_Problem details_: Please copy out all lines of the entries that contain the word "chevron".

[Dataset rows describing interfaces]
'''
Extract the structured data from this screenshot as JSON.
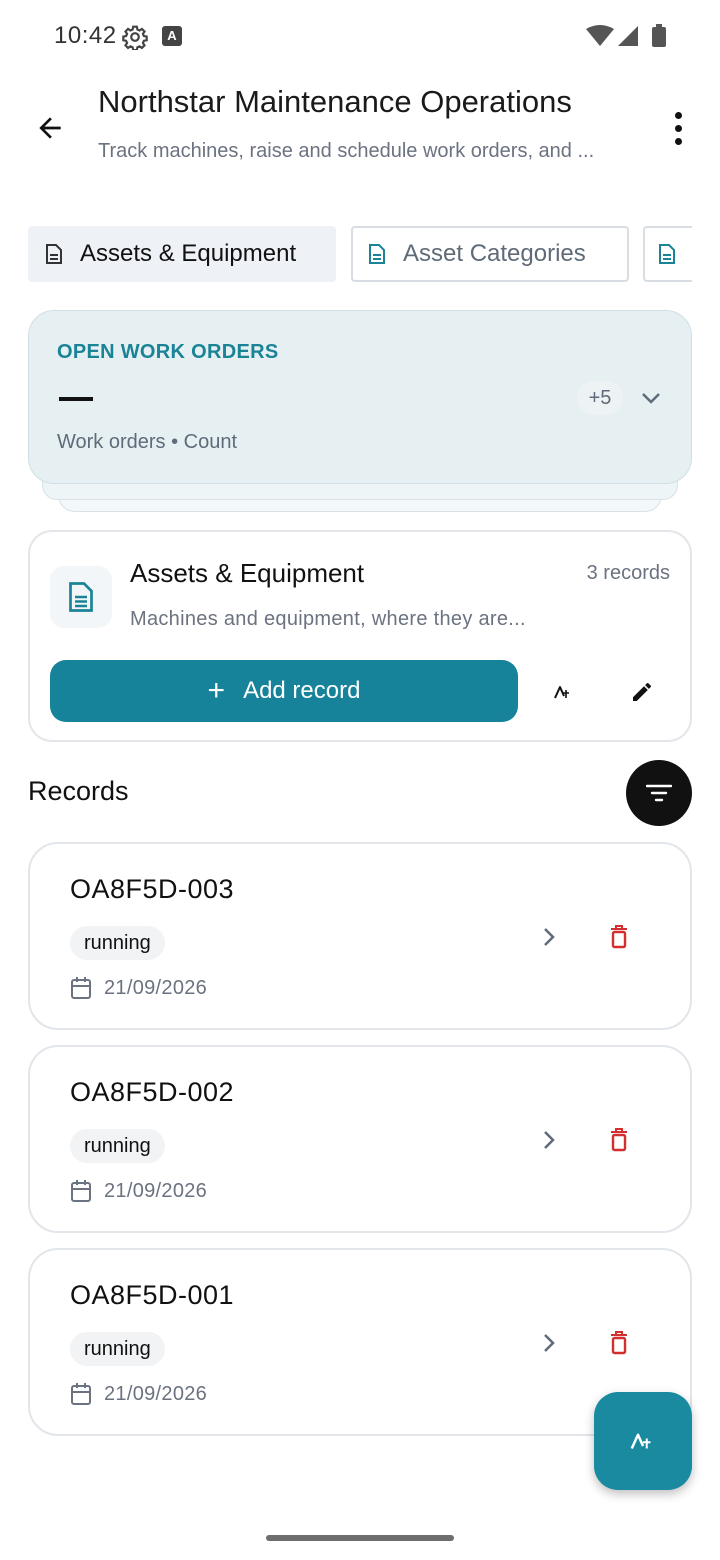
{
  "status_bar": {
    "time": "10:42"
  },
  "header": {
    "title": "Northstar Maintenance Operations",
    "subtitle": "Track machines, raise and schedule work orders, and ..."
  },
  "tabs": [
    {
      "label": "Assets & Equipment",
      "active": true
    },
    {
      "label": "Asset Categories",
      "active": false
    },
    {
      "label": "",
      "active": false
    }
  ],
  "stat_card": {
    "label": "OPEN WORK ORDERS",
    "value": "—",
    "extra_badge": "+5",
    "caption": "Work orders • Count"
  },
  "table_card": {
    "title": "Assets & Equipment",
    "count": "3 records",
    "description": "Machines and equipment, where they are...",
    "add_label": "Add record"
  },
  "records_section": {
    "heading": "Records"
  },
  "records": [
    {
      "id": "OA8F5D-003",
      "status": "running",
      "date": "21/09/2026"
    },
    {
      "id": "OA8F5D-002",
      "status": "running",
      "date": "21/09/2026"
    },
    {
      "id": "OA8F5D-001",
      "status": "running",
      "date": "21/09/2026"
    }
  ],
  "colors": {
    "accent": "#17839a",
    "stat_label": "#1b8396",
    "delete": "#d32f2f",
    "stat_card_bg": "#e6f0f3"
  },
  "icons": {
    "back": "arrow-left-icon",
    "more": "more-vert-icon",
    "tab": "document-icon",
    "expand": "chevron-down-icon",
    "ai": "sparkle-ai-icon",
    "edit": "pencil-icon",
    "filter": "filter-icon",
    "open": "chevron-right-icon",
    "delete": "trash-icon",
    "date": "calendar-icon"
  }
}
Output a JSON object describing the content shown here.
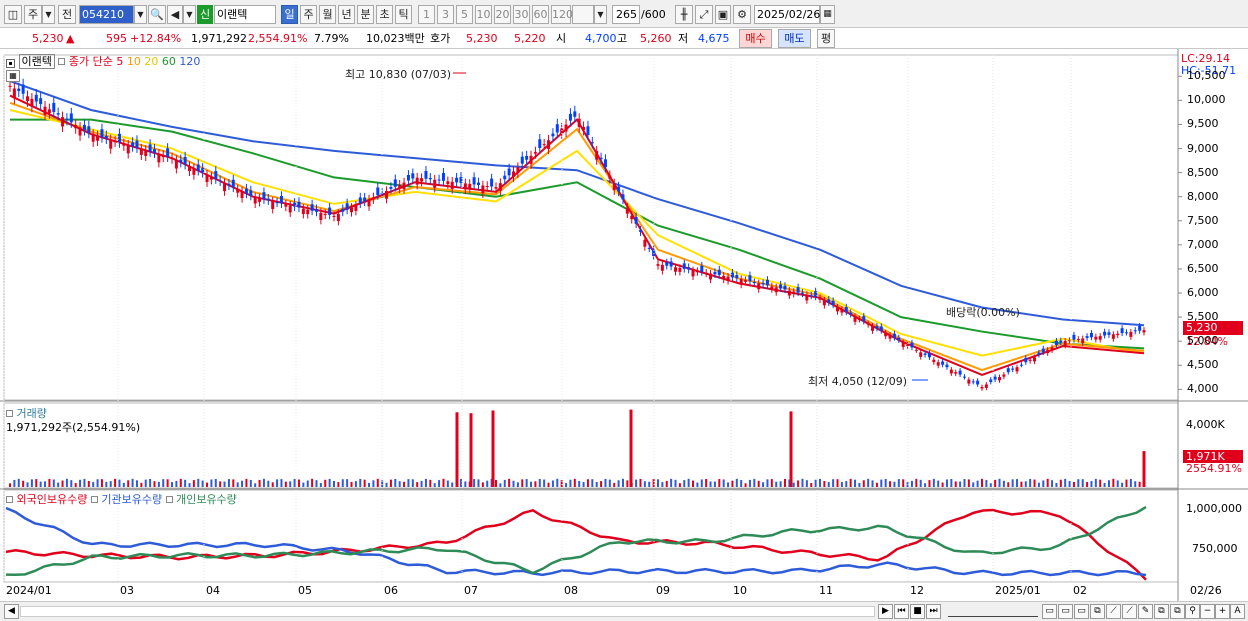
{
  "toolbar": {
    "period_main": "주",
    "period_prev": "전",
    "code": "054210",
    "badge": "신",
    "name": "이랜텍",
    "periods": [
      "일",
      "주",
      "월",
      "년",
      "분",
      "초",
      "틱"
    ],
    "counts": [
      "1",
      "3",
      "5",
      "10",
      "20",
      "30",
      "60",
      "120"
    ],
    "range": "265",
    "range_total": "/600",
    "date": "2025/02/26"
  },
  "quote": {
    "price": "5,230",
    "change": "595",
    "change_pct": "+12.84%",
    "volume": "1,971,292",
    "vol_ratio": "2,554.91%",
    "turnover": "7.79%",
    "amount": "10,023백만",
    "bid_label": "호가",
    "ask": "5,230",
    "bid": "5,220",
    "open_label": "시",
    "open": "4,700",
    "high_label": "고",
    "high": "5,260",
    "low_label": "저",
    "low": "4,675",
    "buy": "매수",
    "sell": "매도",
    "eval": "평"
  },
  "price_pane": {
    "stock": "이랜텍",
    "legend_label": "종가 단순",
    "ma": [
      {
        "p": "5",
        "c": "#e0001b"
      },
      {
        "p": "10",
        "c": "#ff9a00"
      },
      {
        "p": "20",
        "c": "#ffe000"
      },
      {
        "p": "60",
        "c": "#1c9a2c"
      },
      {
        "p": "120",
        "c": "#2e5bd8"
      }
    ],
    "lc": "LC:29.14",
    "hc": "HC:-51.71",
    "high_note": "최고 10,830 (07/03)",
    "low_note": "최저 4,050 (12/09)",
    "div_note": "배당락(0.00%)",
    "last_tag": "5,230",
    "last_pct": "12.84%",
    "y_ticks": [
      "10,500",
      "10,000",
      "9,500",
      "9,000",
      "8,500",
      "8,000",
      "7,500",
      "7,000",
      "6,500",
      "6,000",
      "5,500",
      "5,000",
      "4,500",
      "4,000"
    ]
  },
  "volume_pane": {
    "title": "거래량",
    "value": "1,971,292주(2,554.91%)",
    "tick": "4,000K",
    "last_tag": "1,971K",
    "last_pct": "2554.91%"
  },
  "holder_pane": {
    "series": [
      {
        "name": "외국인보유수량",
        "color": "#e0001b"
      },
      {
        "name": "기관보유수량",
        "color": "#2e5bd8"
      },
      {
        "name": "개인보유수량",
        "color": "#2e8b57"
      }
    ],
    "ticks": [
      "1,000,000",
      "750,000"
    ]
  },
  "x_axis": {
    "labels": [
      "2024/01",
      "03",
      "04",
      "05",
      "06",
      "07",
      "08",
      "09",
      "10",
      "11",
      "12",
      "2025/01",
      "02"
    ],
    "right_label": "02/26"
  },
  "chart_data": [
    {
      "type": "line",
      "title": "이랜텍",
      "ylim": [
        3800,
        10900
      ],
      "x": [
        "2024/01",
        "02",
        "03",
        "04",
        "05",
        "06",
        "07",
        "08",
        "09",
        "10",
        "11",
        "12",
        "2025/01",
        "02",
        "02/26"
      ],
      "series": [
        {
          "name": "종가",
          "values": [
            10300,
            9300,
            8800,
            8000,
            7600,
            8400,
            8200,
            9700,
            6600,
            6300,
            5900,
            5000,
            4050,
            5000,
            5230
          ]
        },
        {
          "name": "5",
          "values": [
            10100,
            9300,
            8800,
            8000,
            7650,
            8300,
            8100,
            9600,
            6700,
            6200,
            5900,
            5000,
            4300,
            4900,
            4750
          ]
        },
        {
          "name": "10",
          "values": [
            9950,
            9350,
            8900,
            8100,
            7700,
            8200,
            8050,
            9400,
            6900,
            6300,
            5950,
            5050,
            4400,
            4950,
            4800
          ]
        },
        {
          "name": "20",
          "values": [
            9800,
            9400,
            9000,
            8300,
            7850,
            8100,
            7900,
            8950,
            7200,
            6400,
            6000,
            5150,
            4700,
            5050,
            4750
          ]
        },
        {
          "name": "60",
          "values": [
            9600,
            9600,
            9350,
            8900,
            8400,
            8200,
            8000,
            8300,
            7400,
            6900,
            6300,
            5500,
            5200,
            4950,
            4850
          ]
        },
        {
          "name": "120",
          "values": [
            10400,
            9800,
            9450,
            9150,
            8950,
            8800,
            8650,
            8550,
            7950,
            7450,
            6900,
            6150,
            5700,
            5450,
            5330
          ]
        }
      ]
    },
    {
      "type": "bar",
      "title": "거래량",
      "x": [
        "2024/01",
        "03",
        "04",
        "05",
        "06",
        "07",
        "08",
        "09",
        "10",
        "11",
        "12",
        "2025/01",
        "02",
        "02/26"
      ],
      "ylim": [
        0,
        4500
      ],
      "spikes": [
        {
          "x": "07/03",
          "value": 4100
        },
        {
          "x": "07/05",
          "value": 4050
        },
        {
          "x": "07/10",
          "value": 4200
        },
        {
          "x": "08/27",
          "value": 4250
        },
        {
          "x": "10/24",
          "value": 4150
        },
        {
          "x": "02/26",
          "value": 1971
        }
      ],
      "ylabel": "K"
    },
    {
      "type": "line",
      "title": "보유수량",
      "ylim": [
        600000,
        1050000
      ],
      "x": [
        "2024/01",
        "03",
        "04",
        "05",
        "06",
        "07",
        "08",
        "09",
        "10",
        "11",
        "12",
        "2025/01",
        "02",
        "02/26"
      ],
      "series": [
        {
          "name": "외국인보유수량",
          "values": [
            760000,
            740000,
            730000,
            740000,
            770000,
            810000,
            990000,
            820000,
            810000,
            760000,
            720000,
            990000,
            980000,
            610000
          ]
        },
        {
          "name": "기관보유수량",
          "values": [
            1000000,
            800000,
            800000,
            800000,
            760000,
            650000,
            640000,
            650000,
            650000,
            650000,
            690000,
            640000,
            640000,
            640000
          ]
        },
        {
          "name": "개인보유수량",
          "values": [
            620000,
            730000,
            740000,
            740000,
            760000,
            780000,
            650000,
            820000,
            820000,
            880000,
            900000,
            750000,
            790000,
            1020000
          ]
        }
      ]
    }
  ]
}
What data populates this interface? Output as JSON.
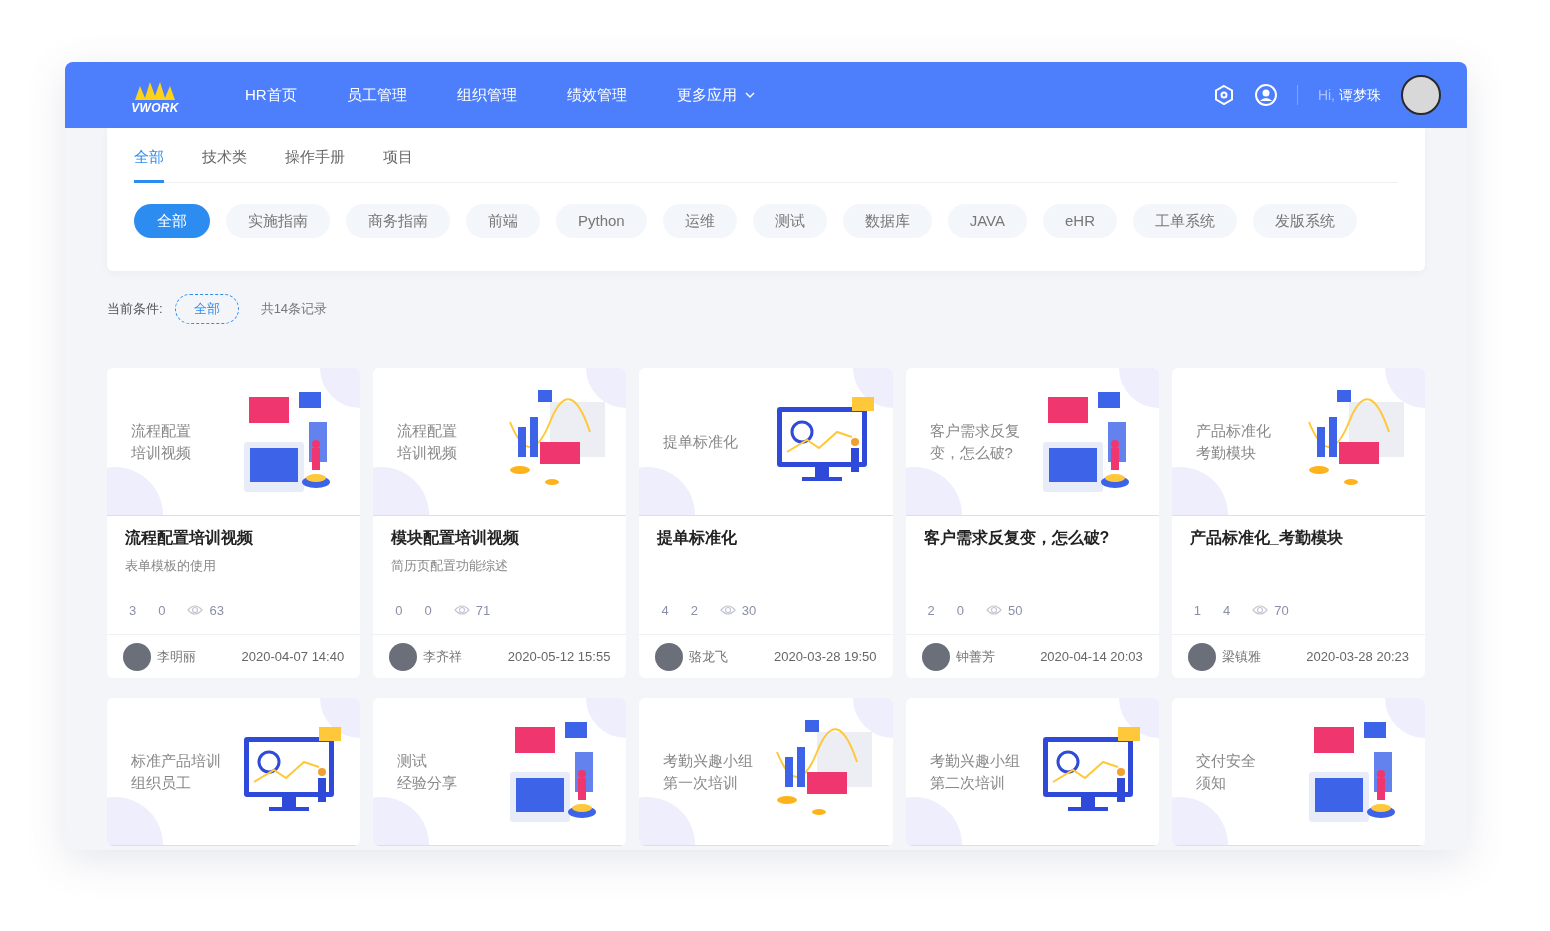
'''
_Worked solution_:
    "expand": "chevron-down-icon",
    "open": "chevron-right-icon",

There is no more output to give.